Top 4, GP Toronto, Brad Nelson- U/W Control
Since GP Toronto Magic Online has been a crap shoot of match-ups and midrange threats running into each other. Cards like The Eldest Reborn are seeing play, Mono-Red has returned to combat that trend and even The Scarab God is back running rampant.
If you’re playing Standard at the Ultimate Showdown. You’re going to have to play U/W, B/R or have game against both halves of the metagame.
Now, the swiss rounds of the Pro Tour are over, and once again Goblin Chainwhirler is wearing Standard’s crown. Red decks made up a huge percentage of the winning metagame. B/R beat down is the best deck — at the Showdown you’ve got to be able to beat it.
Right now in Modern, everything revolves around Humans.
This might seem strange in a format that has roughly 50 playable decks. But, the proactive disruption of this beatdown deck has really done a lot to stabilize the often frustratingly diverse metagame.
Top 8, Pro Tour Rivals of Ixalan, Andrea Mengucci – Humans
For the first time in a while you need to arrive at a Modern event with an answer for the top dog, and that’s Humans. As of late the way players have been having success doing that is with Jeskai Control. Jonathan Rosum, an SCG Tour grinder and contributor with ManaDeprived, along with Pro Tour Champion Seth Manfield, have been piloting the powerful Cryptic Command deck to a lot of success recently.
To me these are the two strategies you’ll need to be prepared for at the Ultimate Showdown. After Jeskai and Humans I’d be concerned with B/R Hollow One, various Tarmogoyf midrange decks, Affinity and Mardu Pyromancer.
Top 4, Grand Prix Toronto, Seth Manfield – Jeskai Control
Given that Modern will make up the majority of the rounds at the event, this is the format that everyone will need to be prepared for. It’s certainly a strange task to have to be able to beat both Humans and Jeskai. You have to have enough spot removal to react to a beatdown deck while also making sure that same removal isn’t dead against Jeskai.
The answer is probably to just play one of those decks, but you better believe I’ll be trying to beat them both with Thoughtseize in my deck some how.
It’s hard to start a conversation about Legacy in Toronto without first discussing Matthew Dilks.

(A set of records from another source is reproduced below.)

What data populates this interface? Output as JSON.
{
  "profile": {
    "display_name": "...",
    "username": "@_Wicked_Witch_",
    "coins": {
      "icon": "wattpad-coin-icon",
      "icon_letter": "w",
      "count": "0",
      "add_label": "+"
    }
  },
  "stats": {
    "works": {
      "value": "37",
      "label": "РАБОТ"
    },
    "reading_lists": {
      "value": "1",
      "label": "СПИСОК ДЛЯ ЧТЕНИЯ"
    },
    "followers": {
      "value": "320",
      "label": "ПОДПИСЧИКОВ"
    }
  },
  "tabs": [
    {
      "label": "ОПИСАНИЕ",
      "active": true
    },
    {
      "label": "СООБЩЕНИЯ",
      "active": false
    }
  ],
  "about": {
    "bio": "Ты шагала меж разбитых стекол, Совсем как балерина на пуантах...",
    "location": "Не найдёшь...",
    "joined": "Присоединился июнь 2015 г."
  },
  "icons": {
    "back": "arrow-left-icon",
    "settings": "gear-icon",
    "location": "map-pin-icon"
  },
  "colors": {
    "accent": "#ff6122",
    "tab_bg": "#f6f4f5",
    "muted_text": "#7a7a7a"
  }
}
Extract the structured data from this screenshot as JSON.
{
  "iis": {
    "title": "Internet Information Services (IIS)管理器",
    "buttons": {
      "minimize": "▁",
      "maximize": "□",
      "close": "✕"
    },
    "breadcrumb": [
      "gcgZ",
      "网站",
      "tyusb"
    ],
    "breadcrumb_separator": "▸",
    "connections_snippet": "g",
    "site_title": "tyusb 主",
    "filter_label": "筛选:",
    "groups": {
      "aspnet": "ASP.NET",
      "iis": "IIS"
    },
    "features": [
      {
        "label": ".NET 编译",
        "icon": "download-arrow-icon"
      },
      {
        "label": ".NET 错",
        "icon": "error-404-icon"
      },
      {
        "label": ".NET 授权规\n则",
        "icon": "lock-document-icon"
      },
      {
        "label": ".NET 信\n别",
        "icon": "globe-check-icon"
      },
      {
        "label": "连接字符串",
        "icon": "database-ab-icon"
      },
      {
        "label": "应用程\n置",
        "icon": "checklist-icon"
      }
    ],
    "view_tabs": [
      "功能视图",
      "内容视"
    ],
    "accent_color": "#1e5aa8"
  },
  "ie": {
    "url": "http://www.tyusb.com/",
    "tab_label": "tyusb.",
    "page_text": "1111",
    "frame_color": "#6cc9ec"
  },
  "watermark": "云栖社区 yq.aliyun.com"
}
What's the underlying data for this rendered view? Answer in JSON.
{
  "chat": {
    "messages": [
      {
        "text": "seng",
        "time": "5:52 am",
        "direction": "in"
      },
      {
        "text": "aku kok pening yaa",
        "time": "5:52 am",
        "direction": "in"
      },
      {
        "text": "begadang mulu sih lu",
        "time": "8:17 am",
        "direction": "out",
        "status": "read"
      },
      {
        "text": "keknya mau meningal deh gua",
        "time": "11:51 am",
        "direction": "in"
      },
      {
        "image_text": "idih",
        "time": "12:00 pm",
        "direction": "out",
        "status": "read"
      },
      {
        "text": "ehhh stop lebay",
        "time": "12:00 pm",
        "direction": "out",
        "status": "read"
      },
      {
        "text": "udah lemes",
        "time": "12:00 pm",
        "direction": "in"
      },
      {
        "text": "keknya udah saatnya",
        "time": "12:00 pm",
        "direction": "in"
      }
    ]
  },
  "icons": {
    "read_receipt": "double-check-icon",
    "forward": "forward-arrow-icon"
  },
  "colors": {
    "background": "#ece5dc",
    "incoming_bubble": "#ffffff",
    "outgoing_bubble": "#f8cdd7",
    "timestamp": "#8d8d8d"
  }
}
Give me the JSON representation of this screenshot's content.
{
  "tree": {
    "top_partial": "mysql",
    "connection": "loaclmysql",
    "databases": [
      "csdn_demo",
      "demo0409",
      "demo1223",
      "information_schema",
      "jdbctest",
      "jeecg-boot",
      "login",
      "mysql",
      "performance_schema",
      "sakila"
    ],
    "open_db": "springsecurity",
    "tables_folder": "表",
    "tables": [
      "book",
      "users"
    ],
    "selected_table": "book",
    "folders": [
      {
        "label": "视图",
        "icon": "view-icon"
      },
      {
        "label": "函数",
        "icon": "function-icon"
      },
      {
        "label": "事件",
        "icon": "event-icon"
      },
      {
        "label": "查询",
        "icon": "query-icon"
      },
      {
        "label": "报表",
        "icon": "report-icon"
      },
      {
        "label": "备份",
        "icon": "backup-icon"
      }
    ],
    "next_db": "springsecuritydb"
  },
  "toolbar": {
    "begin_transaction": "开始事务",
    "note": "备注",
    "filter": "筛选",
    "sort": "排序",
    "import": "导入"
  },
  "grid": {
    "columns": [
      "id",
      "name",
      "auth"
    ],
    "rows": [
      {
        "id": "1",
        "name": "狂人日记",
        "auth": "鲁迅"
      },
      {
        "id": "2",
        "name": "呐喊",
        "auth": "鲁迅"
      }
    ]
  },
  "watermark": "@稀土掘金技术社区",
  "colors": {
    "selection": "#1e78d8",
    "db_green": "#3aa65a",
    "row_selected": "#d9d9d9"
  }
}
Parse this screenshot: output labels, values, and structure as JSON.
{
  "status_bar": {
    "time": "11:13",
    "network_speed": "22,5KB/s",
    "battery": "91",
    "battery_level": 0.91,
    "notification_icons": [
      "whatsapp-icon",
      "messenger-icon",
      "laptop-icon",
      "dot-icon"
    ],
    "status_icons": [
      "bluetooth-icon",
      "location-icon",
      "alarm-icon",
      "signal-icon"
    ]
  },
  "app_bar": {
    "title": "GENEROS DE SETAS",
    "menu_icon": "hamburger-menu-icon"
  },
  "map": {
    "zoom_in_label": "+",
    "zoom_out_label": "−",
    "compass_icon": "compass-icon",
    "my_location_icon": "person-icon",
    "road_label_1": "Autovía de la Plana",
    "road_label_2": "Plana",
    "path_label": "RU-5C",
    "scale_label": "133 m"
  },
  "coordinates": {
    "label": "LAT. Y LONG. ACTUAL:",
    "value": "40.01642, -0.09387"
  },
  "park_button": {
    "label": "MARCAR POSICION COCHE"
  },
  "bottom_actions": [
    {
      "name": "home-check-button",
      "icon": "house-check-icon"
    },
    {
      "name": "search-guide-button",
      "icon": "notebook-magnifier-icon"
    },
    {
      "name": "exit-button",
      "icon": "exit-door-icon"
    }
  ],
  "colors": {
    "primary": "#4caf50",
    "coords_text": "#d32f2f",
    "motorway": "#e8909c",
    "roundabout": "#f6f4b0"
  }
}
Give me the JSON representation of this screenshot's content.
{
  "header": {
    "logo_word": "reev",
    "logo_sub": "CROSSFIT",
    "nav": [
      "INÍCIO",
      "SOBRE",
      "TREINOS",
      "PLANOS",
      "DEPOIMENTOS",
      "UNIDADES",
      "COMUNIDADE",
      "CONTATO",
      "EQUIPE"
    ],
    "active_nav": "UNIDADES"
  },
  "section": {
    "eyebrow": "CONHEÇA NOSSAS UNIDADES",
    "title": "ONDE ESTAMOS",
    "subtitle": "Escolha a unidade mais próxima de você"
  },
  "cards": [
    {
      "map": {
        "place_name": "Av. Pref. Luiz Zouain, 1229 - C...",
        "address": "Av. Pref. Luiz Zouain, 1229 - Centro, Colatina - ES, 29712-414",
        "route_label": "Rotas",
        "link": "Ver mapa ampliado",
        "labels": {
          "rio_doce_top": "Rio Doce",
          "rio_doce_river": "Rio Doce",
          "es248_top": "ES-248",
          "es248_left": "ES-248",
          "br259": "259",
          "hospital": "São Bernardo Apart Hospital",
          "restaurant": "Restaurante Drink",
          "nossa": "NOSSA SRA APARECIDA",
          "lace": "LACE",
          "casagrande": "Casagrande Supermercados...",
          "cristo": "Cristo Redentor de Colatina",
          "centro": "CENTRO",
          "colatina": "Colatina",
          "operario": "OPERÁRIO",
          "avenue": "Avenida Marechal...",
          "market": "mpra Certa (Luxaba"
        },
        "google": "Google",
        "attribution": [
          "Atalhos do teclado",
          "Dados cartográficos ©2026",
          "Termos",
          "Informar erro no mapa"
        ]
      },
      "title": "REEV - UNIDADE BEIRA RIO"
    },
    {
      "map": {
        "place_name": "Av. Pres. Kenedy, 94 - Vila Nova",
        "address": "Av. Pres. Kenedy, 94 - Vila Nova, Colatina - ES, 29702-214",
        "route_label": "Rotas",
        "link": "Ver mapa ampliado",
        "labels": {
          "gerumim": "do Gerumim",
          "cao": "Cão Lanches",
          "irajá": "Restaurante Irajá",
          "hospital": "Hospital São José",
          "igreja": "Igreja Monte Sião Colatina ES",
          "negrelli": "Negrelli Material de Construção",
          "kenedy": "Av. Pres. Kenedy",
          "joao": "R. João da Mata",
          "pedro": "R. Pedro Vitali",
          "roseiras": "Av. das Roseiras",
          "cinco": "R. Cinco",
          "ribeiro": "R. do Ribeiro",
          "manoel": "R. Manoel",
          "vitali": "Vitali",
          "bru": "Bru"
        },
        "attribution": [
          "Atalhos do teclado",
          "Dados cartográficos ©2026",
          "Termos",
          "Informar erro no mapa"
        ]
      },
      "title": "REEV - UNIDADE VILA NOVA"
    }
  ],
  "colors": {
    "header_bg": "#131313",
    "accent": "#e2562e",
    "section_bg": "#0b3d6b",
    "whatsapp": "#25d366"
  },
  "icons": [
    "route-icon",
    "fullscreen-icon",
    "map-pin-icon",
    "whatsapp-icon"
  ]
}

Dilks has been crushing Legacy events with Dark Depths strategies for what feels like an eternity. For that reason, I believe those decks should be at the front of your mind when preparing for the format.
Top 4, SCG Cincinatti, Matthew Dilks – Lands
These archetypes tend to prey on fair strategies like Delver and other Deathrite decks but are soft to linear combo decks. In the world of Legacy Delver is king right now, but when that world narrows down to Toronto, that’s just not the truth. Our community is very hostile toward the format’s best deck. If I were preparing for the Legacy portion of this event, I’d be looking to invalidate Dark Depths decks and the bigger and more controlling Deathrite Decks like Czech Pile.
Maybe it’s a Sneak and Show weekend?
Top 16, Grand Prix Birmingham, Jonathan Anghelescu – Sneak and Show
I cannot wait for the Ultimate Showdown. This event is set to be so much fun.
In all of the time I’ve been playing Magic I honestly can’t say I’ve ever seen all three major constructed formats in such a healthy place. I hope that this little trip through each of them will help your prepare for the event — but also I hope that you do not beat me.
If you’re qualified make sure to choose your format of choice here.